Network packet rules have a higher priority than network rules for applications. If both network packet rules and network rules for applications are specified for the same type of network activity, the network activity is handled according to the network packet rules.
You can set the execution priority for network packet rules and manually created network rules for an application or group of applications.
Special considerations when working with Firewall
When working with the Firewall, please keep in mind the following special considerations:
- Network activity at the application level via the TCP and UDP protocols is not blocked if the IP address of the sender matches the IP address of the recipient, under the condition that the packet was sent via RAW socket.
- The Firewall does not check the application rules and allows network activity if the remote device has the following IP address:
- for IPv4: 127.0.0.1
- for IPv6: ::1
under the condition that the packet was sent via RAW socket.
- The local address from which or to which data is sent may be undefined in the following cases:
- The application that initiated the network activity via the TCP or UDP protocols did not specify a local IP address.
- The application initiated the network activity via the ICMP protocol.
- The application receives an incoming packet via the UDP protocol.
- The Firewall does not filter loopback traffic at the network level.

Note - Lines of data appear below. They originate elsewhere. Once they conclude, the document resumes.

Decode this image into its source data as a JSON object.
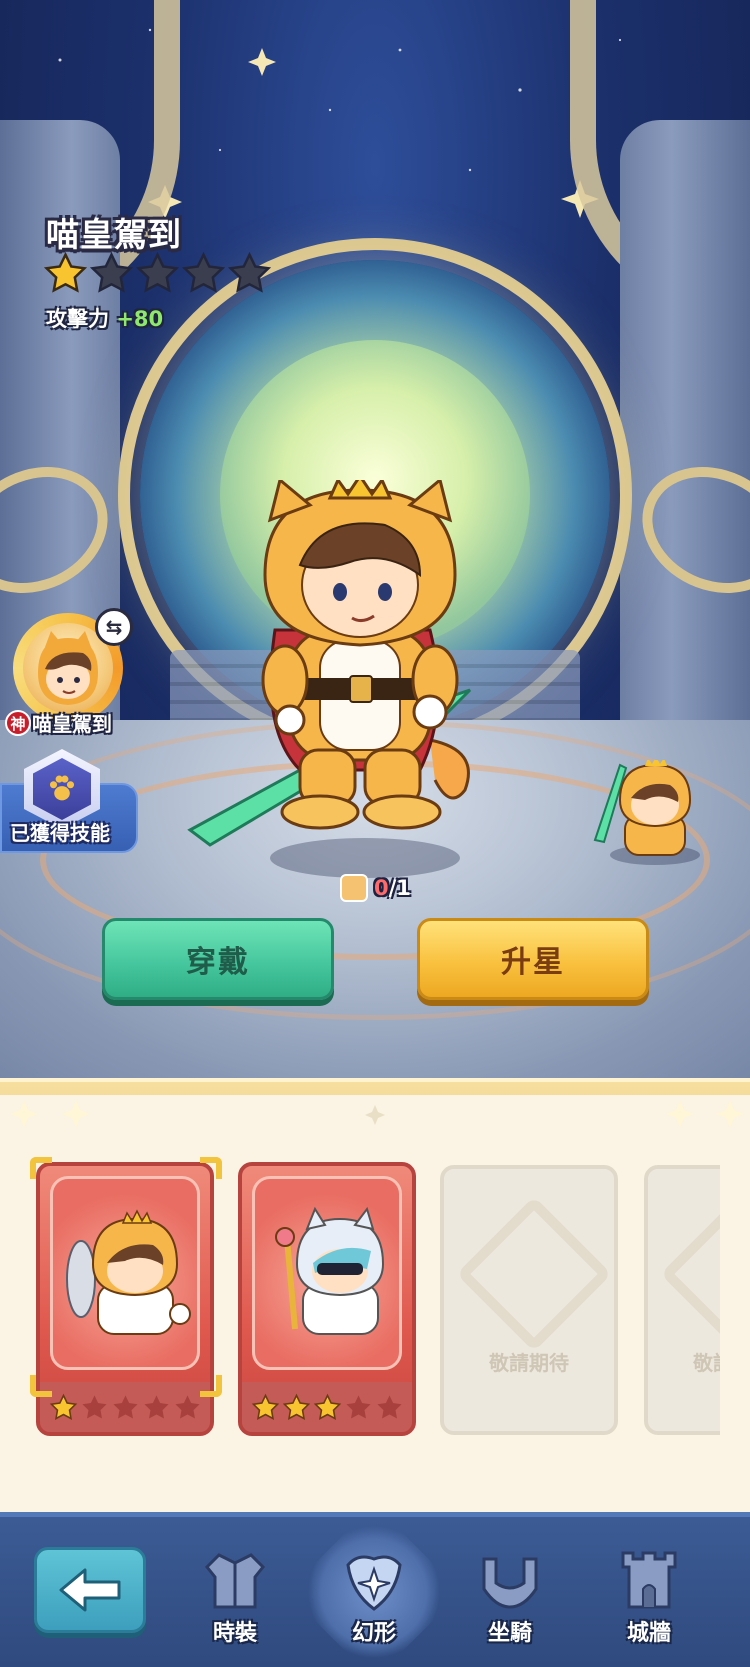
{
  "hero": {
    "name": "喵皇駕到",
    "star_count": 1,
    "star_max": 5,
    "attack_label": "攻擊力",
    "attack_bonus": "+80"
  },
  "side": {
    "avatar_name": "喵皇駕到",
    "god_badge": "神",
    "skill_label": "已獲得技能"
  },
  "shards": {
    "have": "0",
    "need": "/1"
  },
  "actions": {
    "wear_label": "穿戴",
    "upgrade_label": "升星"
  },
  "cards": [
    {
      "type": "owned",
      "stars": 1,
      "max": 5
    },
    {
      "type": "owned",
      "stars": 3,
      "max": 5
    },
    {
      "type": "empty",
      "label": "敬請期待"
    },
    {
      "type": "empty",
      "label": "敬請期待"
    }
  ],
  "nav": {
    "items": [
      {
        "label": "時裝",
        "icon": "costume-icon",
        "active": false
      },
      {
        "label": "幻形",
        "icon": "transform-icon",
        "active": true
      },
      {
        "label": "坐騎",
        "icon": "mount-icon",
        "active": false
      },
      {
        "label": "城牆",
        "icon": "castle-wall-icon",
        "active": false
      }
    ]
  },
  "colors": {
    "star_on": "#f8c530",
    "star_off": "#3a3e4f",
    "attack_bonus": "#8fe86b",
    "wear_button": "#47c79e",
    "upgrade_button": "#f9c13f"
  }
}
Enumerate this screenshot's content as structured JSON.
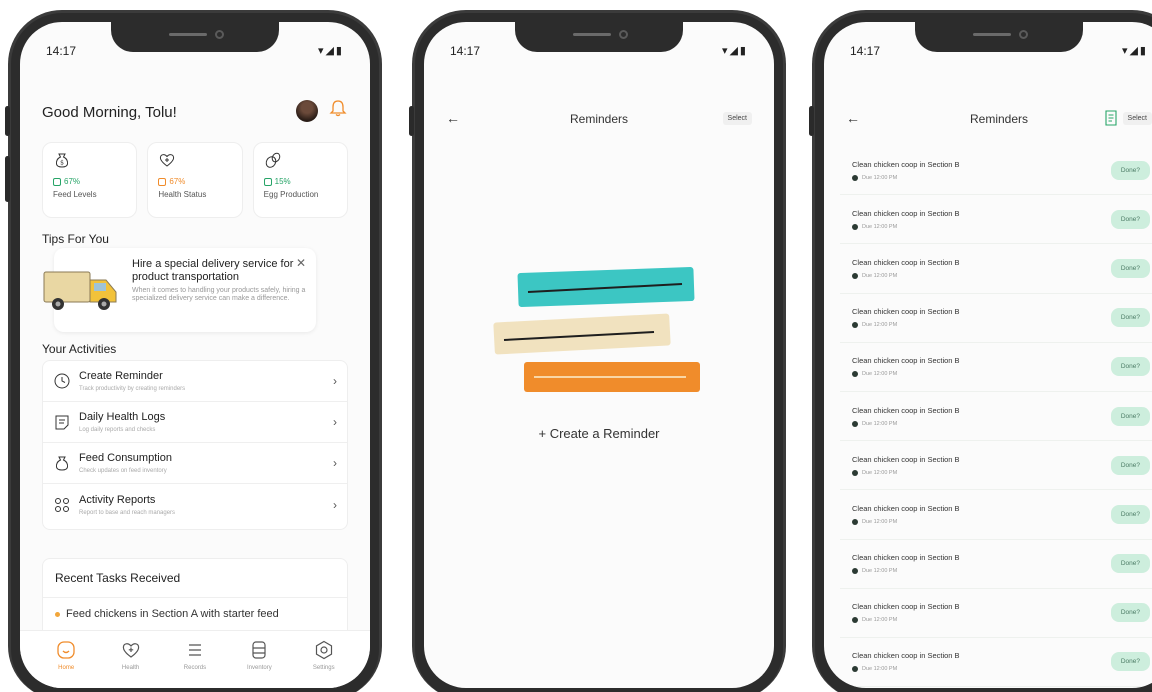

Decisions on loopback packets are made at the application level.
- When filtering network activity at the application level via the ICMP protocol, the Firewall supports only an outgoing ICMP Echo-Request.
- There is no filtering of incoming ICMP packets at the application level.
- For outgoing network activity via RAW socket, there is no filtering based on packet rules at the application level.
- Packets that are filtered out by the Network Attack Blocker component are not scanned by the Firewall.
- If an SVM has tunneling network interfaces, filtering of tunneling traffic based on packet rules is repeated for the same packet as the packet propagates between interfaces.
This section describes how to configure Firewall settings using the Administration Console and the Light Agent for Windows local interface. You can also configure the Firewall settings using the Web Console when creating or modifying the Light Agent for Windows policy settings (Application Settings → Anti-Virus protection → Firewall). Configuring network rules for an application or application group using the Web Console is not supported.